Think of alignment as something like a laser. imagesLasers are essentially light beams that have become “aligned,” or in scientific terms, “coherent”—that is to say all the beams of light are going in the same direction. The light beam of a laser is powerful because it is aligned and coherent. As we pray and listen to God, our wills and God’s will become aligned. We stop asking for things that are not in God’s will. We do ask for things that are in God’s will. As a group prays and listens to God its prayers become aligned, that is to say the entire group is praying in unity within God’s will. When that happens, the power of God is unleashed in churches, families and communities. This is one reason spouses should pray together: It creates unity and alignment.

Finally, we should pray constantly. We all need to have quiet times. We all need special times of prayers at home and church. At the same time, we should all try to develop the habit of constant prayer—a kind of prayer without ceasing. Paul says we should pray in everything, and that means about everything and all the time. When we are worried, tired, stressed, short, jealous, angry, etc. we need to pray. When life is not going our way, we need to pray. If we listen to God, we will certainly find many, many prayers to lift up to God.

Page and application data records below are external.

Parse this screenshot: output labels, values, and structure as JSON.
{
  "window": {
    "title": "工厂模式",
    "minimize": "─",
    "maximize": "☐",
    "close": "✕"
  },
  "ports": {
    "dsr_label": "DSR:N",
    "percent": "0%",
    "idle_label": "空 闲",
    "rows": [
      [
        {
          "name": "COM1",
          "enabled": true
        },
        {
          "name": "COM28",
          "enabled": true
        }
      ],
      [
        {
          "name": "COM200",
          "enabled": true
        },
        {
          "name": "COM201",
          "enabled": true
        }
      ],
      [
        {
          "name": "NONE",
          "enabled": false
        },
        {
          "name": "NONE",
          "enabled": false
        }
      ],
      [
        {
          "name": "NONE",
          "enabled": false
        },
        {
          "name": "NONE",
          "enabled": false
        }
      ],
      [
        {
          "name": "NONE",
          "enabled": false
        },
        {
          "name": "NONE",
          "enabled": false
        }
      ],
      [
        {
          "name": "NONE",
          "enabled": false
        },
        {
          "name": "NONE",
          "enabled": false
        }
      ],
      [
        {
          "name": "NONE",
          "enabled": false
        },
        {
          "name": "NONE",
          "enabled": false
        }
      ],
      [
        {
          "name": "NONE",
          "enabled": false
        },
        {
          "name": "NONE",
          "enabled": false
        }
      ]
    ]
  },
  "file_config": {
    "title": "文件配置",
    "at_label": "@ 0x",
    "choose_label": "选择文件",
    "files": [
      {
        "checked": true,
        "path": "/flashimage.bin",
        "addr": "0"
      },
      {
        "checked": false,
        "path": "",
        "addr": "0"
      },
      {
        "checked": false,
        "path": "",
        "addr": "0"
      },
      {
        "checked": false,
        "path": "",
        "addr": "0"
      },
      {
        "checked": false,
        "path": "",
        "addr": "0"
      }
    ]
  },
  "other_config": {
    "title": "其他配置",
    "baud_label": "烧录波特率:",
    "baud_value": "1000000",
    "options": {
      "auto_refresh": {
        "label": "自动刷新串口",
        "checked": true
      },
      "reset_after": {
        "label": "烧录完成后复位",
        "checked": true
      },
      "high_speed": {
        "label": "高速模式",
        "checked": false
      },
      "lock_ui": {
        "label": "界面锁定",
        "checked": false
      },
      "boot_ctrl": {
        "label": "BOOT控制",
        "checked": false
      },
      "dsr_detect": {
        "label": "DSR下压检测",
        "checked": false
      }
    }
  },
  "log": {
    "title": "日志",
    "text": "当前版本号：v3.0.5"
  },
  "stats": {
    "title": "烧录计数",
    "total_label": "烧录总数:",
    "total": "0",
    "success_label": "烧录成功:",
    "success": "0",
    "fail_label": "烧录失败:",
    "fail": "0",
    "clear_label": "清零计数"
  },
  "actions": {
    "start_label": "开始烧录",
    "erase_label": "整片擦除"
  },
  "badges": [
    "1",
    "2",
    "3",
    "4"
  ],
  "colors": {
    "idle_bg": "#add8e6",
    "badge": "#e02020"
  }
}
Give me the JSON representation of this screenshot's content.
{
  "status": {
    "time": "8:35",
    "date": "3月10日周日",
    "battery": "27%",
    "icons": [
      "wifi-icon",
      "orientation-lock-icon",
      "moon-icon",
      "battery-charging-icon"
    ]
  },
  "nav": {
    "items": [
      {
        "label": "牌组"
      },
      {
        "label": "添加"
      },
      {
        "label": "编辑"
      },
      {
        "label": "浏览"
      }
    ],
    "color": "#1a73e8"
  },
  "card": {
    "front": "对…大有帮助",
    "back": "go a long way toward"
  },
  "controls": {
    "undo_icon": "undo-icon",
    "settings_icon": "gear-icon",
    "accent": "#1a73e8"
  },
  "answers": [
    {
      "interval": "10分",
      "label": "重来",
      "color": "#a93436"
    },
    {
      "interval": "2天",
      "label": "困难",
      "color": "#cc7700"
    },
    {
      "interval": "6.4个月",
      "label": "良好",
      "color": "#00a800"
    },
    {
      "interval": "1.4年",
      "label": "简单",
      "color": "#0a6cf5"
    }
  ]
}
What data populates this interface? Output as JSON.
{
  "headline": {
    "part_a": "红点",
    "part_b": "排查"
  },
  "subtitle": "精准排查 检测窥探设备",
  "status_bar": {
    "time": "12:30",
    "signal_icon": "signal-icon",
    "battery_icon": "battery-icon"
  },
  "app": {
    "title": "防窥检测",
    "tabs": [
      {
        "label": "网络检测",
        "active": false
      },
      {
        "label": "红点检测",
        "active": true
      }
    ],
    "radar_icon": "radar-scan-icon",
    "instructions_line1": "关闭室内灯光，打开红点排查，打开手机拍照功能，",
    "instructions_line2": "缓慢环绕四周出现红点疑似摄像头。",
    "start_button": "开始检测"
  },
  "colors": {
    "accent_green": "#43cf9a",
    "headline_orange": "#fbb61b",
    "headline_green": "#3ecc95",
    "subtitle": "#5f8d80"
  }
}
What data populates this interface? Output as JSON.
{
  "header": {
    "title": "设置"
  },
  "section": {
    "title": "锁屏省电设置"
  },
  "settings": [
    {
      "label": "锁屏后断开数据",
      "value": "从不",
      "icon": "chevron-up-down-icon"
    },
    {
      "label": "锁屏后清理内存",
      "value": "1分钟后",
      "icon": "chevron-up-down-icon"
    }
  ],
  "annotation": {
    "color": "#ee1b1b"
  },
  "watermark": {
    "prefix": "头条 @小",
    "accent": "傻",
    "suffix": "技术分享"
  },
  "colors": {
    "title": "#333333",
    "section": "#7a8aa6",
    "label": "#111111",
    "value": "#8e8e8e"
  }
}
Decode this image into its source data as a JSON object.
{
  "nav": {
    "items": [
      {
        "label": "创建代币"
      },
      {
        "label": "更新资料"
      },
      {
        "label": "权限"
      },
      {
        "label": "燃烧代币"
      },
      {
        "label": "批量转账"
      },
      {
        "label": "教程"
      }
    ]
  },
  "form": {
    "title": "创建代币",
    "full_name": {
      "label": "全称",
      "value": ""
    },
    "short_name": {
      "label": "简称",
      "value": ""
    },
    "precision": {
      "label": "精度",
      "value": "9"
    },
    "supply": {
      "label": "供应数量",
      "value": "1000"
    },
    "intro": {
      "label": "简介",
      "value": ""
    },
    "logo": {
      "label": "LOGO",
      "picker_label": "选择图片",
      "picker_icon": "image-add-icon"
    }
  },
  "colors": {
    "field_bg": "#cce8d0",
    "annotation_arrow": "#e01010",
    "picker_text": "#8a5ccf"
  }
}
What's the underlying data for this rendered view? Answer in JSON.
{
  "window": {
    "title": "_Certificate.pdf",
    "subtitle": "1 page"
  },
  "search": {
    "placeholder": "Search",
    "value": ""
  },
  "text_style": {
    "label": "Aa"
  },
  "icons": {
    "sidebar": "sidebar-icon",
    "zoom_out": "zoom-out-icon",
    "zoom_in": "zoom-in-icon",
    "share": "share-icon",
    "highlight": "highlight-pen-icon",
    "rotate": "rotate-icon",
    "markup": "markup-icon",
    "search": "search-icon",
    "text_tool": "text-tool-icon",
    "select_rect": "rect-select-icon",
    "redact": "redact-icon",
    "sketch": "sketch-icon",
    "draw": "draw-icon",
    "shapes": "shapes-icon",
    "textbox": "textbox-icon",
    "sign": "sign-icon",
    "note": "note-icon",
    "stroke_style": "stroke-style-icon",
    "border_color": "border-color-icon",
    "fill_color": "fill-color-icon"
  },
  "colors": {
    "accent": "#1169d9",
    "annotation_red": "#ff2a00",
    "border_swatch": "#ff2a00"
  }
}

As I mentioned a moment ago, the Men’s Saturday Reunion Group at our church meets once a month at a local Episcopal Church for an extended time of prayer. For a good amount of the time, we are silently listening for God. If we are to become aligned with God and God’s will, we have to develop the habit of listening to God and allowing God to form us and speak to us in the silence of our hearts. It is hard for those of us who are active and used to being busy. It is not easy for me. Alignment and constancy in prayer are not natural. They are a gift that God gives to those who wait and desire to be one with God in important matters of the spirit.


Most Christians know that, on the night before he was crucified, Jesus went to pray in the Garden of Gethsemane. He prayed to be relieved of the duty God had placed upon him. However, he ended the prayer, “Not my will, but your will be done” (Matthew 26:39). In other words, Jesus’ human will had become aligned with God’s will, so that now he had the strength to endure what was about to happen.

Not all of our prayers will be in easy times. Not all will have pleasant results. Our prayer, in the end, is for our human will to embrace God’s will so we may be filled with his power whatever the circumstances. Paul’s advice to lift everything up to God with Thanksgiving is as good a piece of advice today as it was in the First Century.

Copyright 2015, G. Christopher Scruggs, All Rights Reserved

[1] The scholarly sources for this sermon are William Barclay, “The Letters to the Philippians, Colossians, and Thessalonians” in The Daily Bible Study Series Rev. Ed. (Philadelphia, PA: Westminster 1975) and Richard R. Melick, Jr., Philippians, Colossians, and Philemon” in The New American Commentary vol. 32, (Nashville, TN: Broadman Press, 1991).